--- Problem to work on ---
Output each entry that follows exactly. Images stay out.

--- Data shown ---
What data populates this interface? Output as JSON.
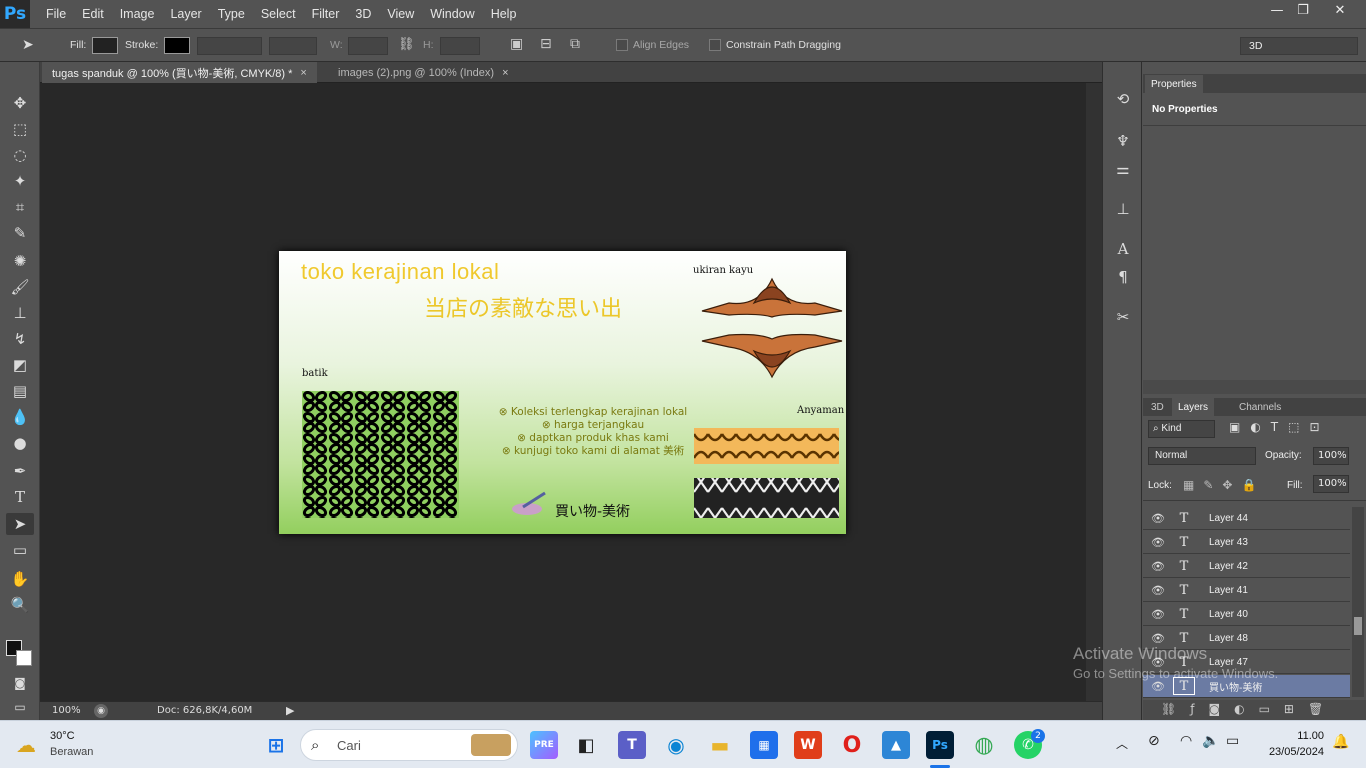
{
  "app": {
    "logo": "Ps"
  },
  "menu": [
    "File",
    "Edit",
    "Image",
    "Layer",
    "Type",
    "Select",
    "Filter",
    "3D",
    "View",
    "Window",
    "Help"
  ],
  "window_controls": {
    "minimize": "—",
    "restore": "❐",
    "close": "✕"
  },
  "options": {
    "fill_label": "Fill:",
    "stroke_label": "Stroke:",
    "w_label": "W:",
    "h_label": "H:",
    "align_edges": "Align Edges",
    "constrain_path": "Constrain Path Dragging",
    "workspace": "3D",
    "fill_color": "#222222",
    "stroke_color": "#000000"
  },
  "tabs": [
    {
      "label": "tugas spanduk @ 100% (買い物-美術, CMYK/8) *",
      "close": "×"
    },
    {
      "label": "images (2).png @ 100% (Index)",
      "close": "×"
    }
  ],
  "status": {
    "zoom": "100%",
    "doc": "Doc: 626,8K/4,60M"
  },
  "artwork": {
    "title": "toko kerajinan lokal",
    "jp_title": "当店の素敵な思い出",
    "ukiran_label": "ukiran kayu",
    "batik_label": "batik",
    "anyaman_label": "Anyaman",
    "bullets": [
      "⊗ Koleksi terlengkap kerajinan lokal",
      "⊗ harga terjangkau",
      "⊗ daptkan produk khas kami",
      "⊗ kunjugi toko kami di alamat 美術"
    ],
    "shop_name": "買い物-美術"
  },
  "properties": {
    "tab": "Properties",
    "content": "No Properties"
  },
  "layers_panel": {
    "tabs": [
      "3D",
      "Layers",
      "Channels"
    ],
    "kind": "Kind",
    "blend": "Normal",
    "opacity_label": "Opacity:",
    "opacity": "100%",
    "lock_label": "Lock:",
    "fill_label": "Fill:",
    "fill": "100%",
    "layers": [
      {
        "name": "Layer 44"
      },
      {
        "name": "Layer 43"
      },
      {
        "name": "Layer 42"
      },
      {
        "name": "Layer 41"
      },
      {
        "name": "Layer 40"
      },
      {
        "name": "Layer 48"
      },
      {
        "name": "Layer 47"
      },
      {
        "name": "買い物-美術"
      }
    ]
  },
  "watermark": {
    "line1": "Activate Windows",
    "line2": "Go to Settings to activate Windows."
  },
  "taskbar": {
    "weather_temp": "30°C",
    "weather_desc": "Berawan",
    "search_placeholder": "Cari",
    "time": "11.00",
    "date": "23/05/2024",
    "whatsapp_badge": "2"
  }
}
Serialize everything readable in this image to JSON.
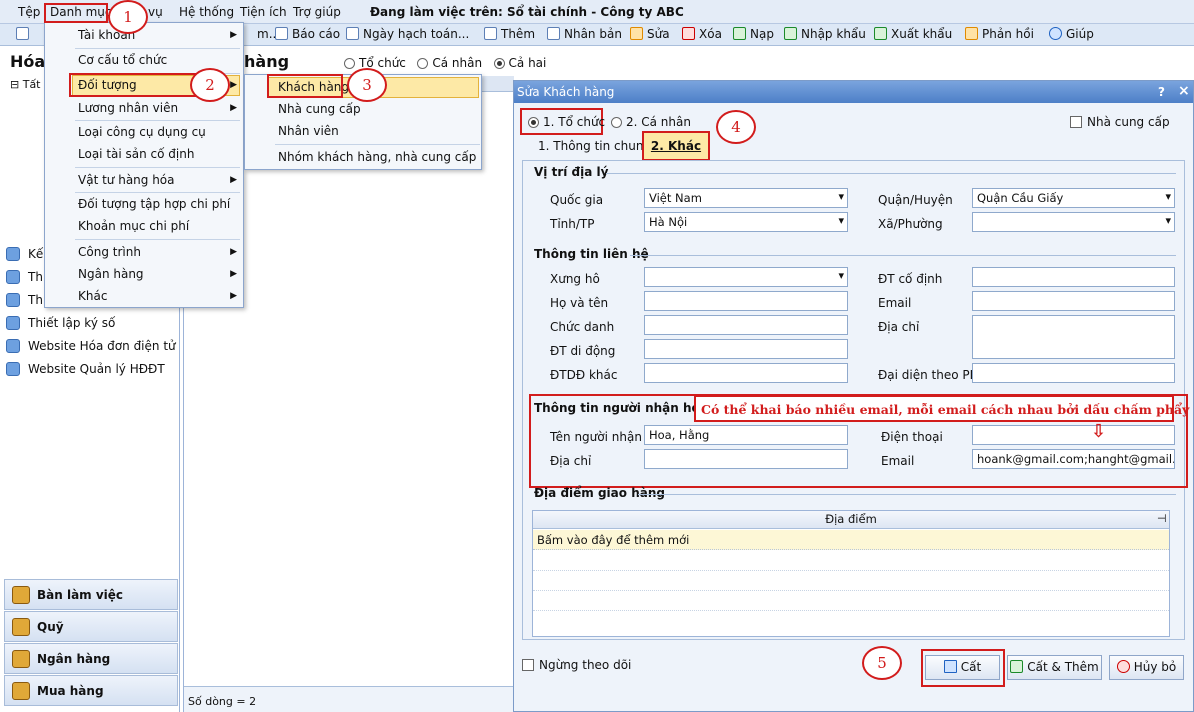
{
  "menu": {
    "items": [
      "Tệp",
      "Danh mục",
      "vụ",
      "Hệ thống",
      "Tiện ích",
      "Trợ giúp"
    ],
    "status": "Đang làm việc trên: Sổ tài chính - Công ty ABC"
  },
  "toolbar": {
    "left": [
      "m...",
      "Báo cáo",
      "Ngày hạch toán..."
    ],
    "right": [
      "Thêm",
      "Nhân bản",
      "Sửa",
      "Xóa",
      "Nạp",
      "Nhập khẩu",
      "Xuất khẩu",
      "Phản hồi",
      "Giúp"
    ]
  },
  "left_panel": {
    "title": "Hóa",
    "tree_item": "Tất",
    "nav": [
      "Kế",
      "Th",
      "Th",
      "Thiết lập ký số",
      "Website Hóa đơn điện tử",
      "Website Quản lý HĐĐT"
    ],
    "bottom": [
      "Bàn làm việc",
      "Quỹ",
      "Ngân hàng",
      "Mua hàng"
    ]
  },
  "center": {
    "title": "hàng",
    "radios": [
      "Tổ chức",
      "Cá nhân",
      "Cả hai"
    ],
    "footer": "Số dòng = 2"
  },
  "dropdown_menu": {
    "items": [
      "Tài khoản",
      "Cơ cấu tổ chức",
      "Đối tượng",
      "Lương nhân viên",
      "Loại công cụ dụng cụ",
      "Loại tài sản cố định",
      "Vật tư hàng hóa",
      "Đối tượng tập hợp chi phí",
      "Khoản mục chi phí",
      "Công trình",
      "Ngân hàng",
      "Khác"
    ]
  },
  "submenu": {
    "items": [
      "Khách hàng",
      "Nhà cung cấp",
      "Nhân viên",
      "Nhóm khách hàng, nhà cung cấp"
    ]
  },
  "steps": [
    "1",
    "2",
    "3",
    "4",
    "5"
  ],
  "dialog": {
    "title": "Sửa Khách hàng",
    "help": "?",
    "close": "×",
    "type_org": "1. Tổ chức",
    "type_person": "2. Cá nhân",
    "supplier_check": "Nhà cung cấp",
    "tab_general": "1. Thông tin chung",
    "tab_other": "2. Khác",
    "geo": {
      "section": "Vị trí địa lý",
      "country_label": "Quốc gia",
      "country": "Việt Nam",
      "province_label": "Tỉnh/TP",
      "province": "Hà Nội",
      "district_label": "Quận/Huyện",
      "district": "Quận Cầu Giấy",
      "ward_label": "Xã/Phường",
      "ward": ""
    },
    "contact": {
      "section": "Thông tin liên hệ",
      "title_label": "Xưng hô",
      "name_label": "Họ và tên",
      "position_label": "Chức danh",
      "mobile_label": "ĐT di động",
      "other_phone_label": "ĐTDĐ khác",
      "landline_label": "ĐT cố định",
      "email_label": "Email",
      "address_label": "Địa chỉ",
      "legal_rep_label": "Đại diện theo PL"
    },
    "invoice": {
      "section": "Thông tin người nhận hóa đơn",
      "note": "Có thể khai báo nhiều email, mỗi email cách nhau bởi dấu chấm phẩy (;)",
      "receiver_label": "Tên người nhận",
      "receiver": "Hoa, Hằng",
      "address_label": "Địa chỉ",
      "address": "",
      "phone_label": "Điện thoại",
      "phone": "",
      "email_label": "Email",
      "email": "hoank@gmail.com;hanght@gmail.com"
    },
    "delivery": {
      "section": "Địa điểm giao hàng",
      "column": "Địa điểm",
      "add_row": "Bấm vào đây để thêm mới"
    },
    "stop_tracking": "Ngừng theo dõi",
    "buttons": {
      "save": "Cất",
      "save_add": "Cất & Thêm",
      "cancel": "Hủy bỏ"
    }
  }
}
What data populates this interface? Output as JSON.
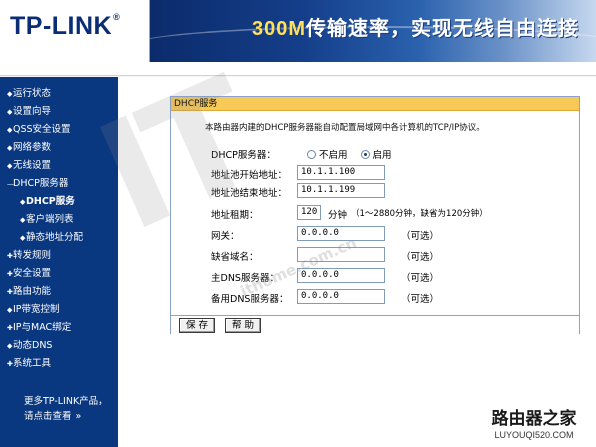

--- Output ---
What data populates this interface? Output as JSON.
{
  "app": {
    "logo": "Ps"
  },
  "menu": [
    "File",
    "Edit",
    "Image",
    "Layer",
    "Type",
    "Select",
    "Filter",
    "3D",
    "View",
    "Window",
    "Help"
  ],
  "window_controls": {
    "minimize": "—",
    "restore": "❐",
    "close": "✕"
  },
  "options": {
    "fill_label": "Fill:",
    "stroke_label": "Stroke:",
    "w_label": "W:",
    "h_label": "H:",
    "align_edges": "Align Edges",
    "constrain_path": "Constrain Path Dragging",
    "workspace": "3D",
    "fill_color": "#222222",
    "stroke_color": "#000000"
  },
  "tabs": [
    {
      "label": "tugas spanduk @ 100% (買い物-美術, CMYK/8) *",
      "close": "×"
    },
    {
      "label": "images (2).png @ 100% (Index)",
      "close": "×"
    }
  ],
  "status": {
    "zoom": "100%",
    "doc": "Doc: 626,8K/4,60M"
  },
  "artwork": {
    "title": "toko kerajinan lokal",
    "jp_title": "当店の素敵な思い出",
    "ukiran_label": "ukiran kayu",
    "batik_label": "batik",
    "anyaman_label": "Anyaman",
    "bullets": [
      "⊗ Koleksi terlengkap kerajinan lokal",
      "⊗ harga terjangkau",
      "⊗ daptkan produk khas kami",
      "⊗ kunjugi toko kami di alamat 美術"
    ],
    "shop_name": "買い物-美術"
  },
  "properties": {
    "tab": "Properties",
    "content": "No Properties"
  },
  "layers_panel": {
    "tabs": [
      "3D",
      "Layers",
      "Channels"
    ],
    "kind": "Kind",
    "blend": "Normal",
    "opacity_label": "Opacity:",
    "opacity": "100%",
    "lock_label": "Lock:",
    "fill_label": "Fill:",
    "fill": "100%",
    "layers": [
      {
        "name": "Layer 44"
      },
      {
        "name": "Layer 43"
      },
      {
        "name": "Layer 42"
      },
      {
        "name": "Layer 41"
      },
      {
        "name": "Layer 40"
      },
      {
        "name": "Layer 48"
      },
      {
        "name": "Layer 47"
      },
      {
        "name": "買い物-美術"
      }
    ]
  },
  "watermark": {
    "line1": "Activate Windows",
    "line2": "Go to Settings to activate Windows."
  },
  "taskbar": {
    "weather_temp": "30°C",
    "weather_desc": "Berawan",
    "search_placeholder": "Cari",
    "time": "11.00",
    "date": "23/05/2024",
    "whatsapp_badge": "2"
  }
}
Serialize everything readable in this image to JSON.
{
  "menu": {
    "items": [
      "Tệp",
      "Danh mục",
      "vụ",
      "Hệ thống",
      "Tiện ích",
      "Trợ giúp"
    ],
    "status": "Đang làm việc trên: Sổ tài chính - Công ty ABC"
  },
  "toolbar": {
    "left": [
      "m...",
      "Báo cáo",
      "Ngày hạch toán..."
    ],
    "right": [
      "Thêm",
      "Nhân bản",
      "Sửa",
      "Xóa",
      "Nạp",
      "Nhập khẩu",
      "Xuất khẩu",
      "Phản hồi",
      "Giúp"
    ]
  },
  "left_panel": {
    "title": "Hóa",
    "tree_item": "Tất",
    "nav": [
      "Kế",
      "Th",
      "Th",
      "Thiết lập ký số",
      "Website Hóa đơn điện tử",
      "Website Quản lý HĐĐT"
    ],
    "bottom": [
      "Bàn làm việc",
      "Quỹ",
      "Ngân hàng",
      "Mua hàng"
    ]
  },
  "center": {
    "title": "hàng",
    "radios": [
      "Tổ chức",
      "Cá nhân",
      "Cả hai"
    ],
    "footer": "Số dòng = 2"
  },
  "dropdown_menu": {
    "items": [
      "Tài khoản",
      "Cơ cấu tổ chức",
      "Đối tượng",
      "Lương nhân viên",
      "Loại công cụ dụng cụ",
      "Loại tài sản cố định",
      "Vật tư hàng hóa",
      "Đối tượng tập hợp chi phí",
      "Khoản mục chi phí",
      "Công trình",
      "Ngân hàng",
      "Khác"
    ]
  },
  "submenu": {
    "items": [
      "Khách hàng",
      "Nhà cung cấp",
      "Nhân viên",
      "Nhóm khách hàng, nhà cung cấp"
    ]
  },
  "steps": [
    "1",
    "2",
    "3",
    "4",
    "5"
  ],
  "dialog": {
    "title": "Sửa Khách hàng",
    "help": "?",
    "close": "×",
    "type_org": "1. Tổ chức",
    "type_person": "2. Cá nhân",
    "supplier_check": "Nhà cung cấp",
    "tab_general": "1. Thông tin chung",
    "tab_other": "2. Khác",
    "geo": {
      "section": "Vị trí địa lý",
      "country_label": "Quốc gia",
      "country": "Việt Nam",
      "province_label": "Tỉnh/TP",
      "province": "Hà Nội",
      "district_label": "Quận/Huyện",
      "district": "Quận Cầu Giấy",
      "ward_label": "Xã/Phường",
      "ward": ""
    },
    "contact": {
      "section": "Thông tin liên hệ",
      "title_label": "Xưng hô",
      "name_label": "Họ và tên",
      "position_label": "Chức danh",
      "mobile_label": "ĐT di động",
      "other_phone_label": "ĐTDĐ khác",
      "landline_label": "ĐT cố định",
      "email_label": "Email",
      "address_label": "Địa chỉ",
      "legal_rep_label": "Đại diện theo PL"
    },
    "invoice": {
      "section": "Thông tin người nhận hóa đơn",
      "note": "Có thể khai báo nhiều email, mỗi email cách nhau bởi dấu chấm phẩy (;)",
      "receiver_label": "Tên người nhận",
      "receiver": "Hoa, Hằng",
      "address_label": "Địa chỉ",
      "address": "",
      "phone_label": "Điện thoại",
      "phone": "",
      "email_label": "Email",
      "email": "hoank@gmail.com;hanght@gmail.com"
    },
    "delivery": {
      "section": "Địa điểm giao hàng",
      "column": "Địa điểm",
      "add_row": "Bấm vào đây để thêm mới"
    },
    "stop_tracking": "Ngừng theo dõi",
    "buttons": {
      "save": "Cất",
      "save_add": "Cất & Thêm",
      "cancel": "Hủy bỏ"
    }
  }
}
What data populates this interface? Output as JSON.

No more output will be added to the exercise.